Can I tell you how much I like Jeremy Roenick?
"If people are going to sit and chastise pro athletes for being cocky - for being suck asses - they need to look at one thing and that's the deal we're going to be signing in about three weeks. Pro athletes are not cocky. Pro athletes care about the game. Everybody out there who calls us spoiled because we play a game - they can kiss my ass....I will say personally, personally, to everybody who calls us spoiled, you guys are just jealous, and screw you guys because we have tried so hard to get this game back on the ice to make it better for the fans. And if you don't realize that, don't come.

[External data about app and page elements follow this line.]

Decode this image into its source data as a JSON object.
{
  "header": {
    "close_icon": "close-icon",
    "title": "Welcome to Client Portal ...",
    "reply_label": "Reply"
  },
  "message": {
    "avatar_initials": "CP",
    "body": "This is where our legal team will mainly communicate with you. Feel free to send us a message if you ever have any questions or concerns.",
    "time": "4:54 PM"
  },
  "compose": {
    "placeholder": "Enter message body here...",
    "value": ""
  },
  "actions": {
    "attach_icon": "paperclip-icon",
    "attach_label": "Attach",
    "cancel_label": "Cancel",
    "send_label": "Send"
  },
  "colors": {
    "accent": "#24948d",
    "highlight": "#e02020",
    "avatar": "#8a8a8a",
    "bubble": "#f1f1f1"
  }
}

We don't want you in the rink, we don't want you to watch hockey. Period."
It's been an ongoing source of confusion (and frustration) for me over the past year to know that >80% of hockey fans (and media) blame the players for the lost season. The arguments have been hashed out ad nauseam in sports media and on this blog, but there's one that bears repeating one last time:
This is not a normal labour negotiation. Even if the players "won" the negotiations hands-down, not one of them would make a single cent unless a team owner freely and willingly signed them to a contract. As it is, it appears that they will have "lose" hands-down, and be the first sports union in my memory to emerge from contract negotiations freely admitting it. As in, "We think this is a terrible deal, but it looks like it's the best we're going to get, and we want to play, so we're signing."
And when the new agreement doesn't work (for various reasons both foreseeable and not), and they are trying to negotiate the next one five years down the road, I guarantee it will again be the players under the gun to "accept the financial realities of the business", etc. etc.. Furthermore, the pundits who, like the last 10 years, spend the next 5 years lambasting Gary Bettman for his sorry management of the NHL product, will again decide that he and the owners are the ones who are guarding the best interests of the league.
It's enough to make this hockey fan sick. I'm forced to conclude that only a part of the fans' animus towards the players can be explained by misguided self-interest. The rest, I'm afraid, is borne out of envy--which is a really distasteful thing to witness on such a large scale. Roenick is right.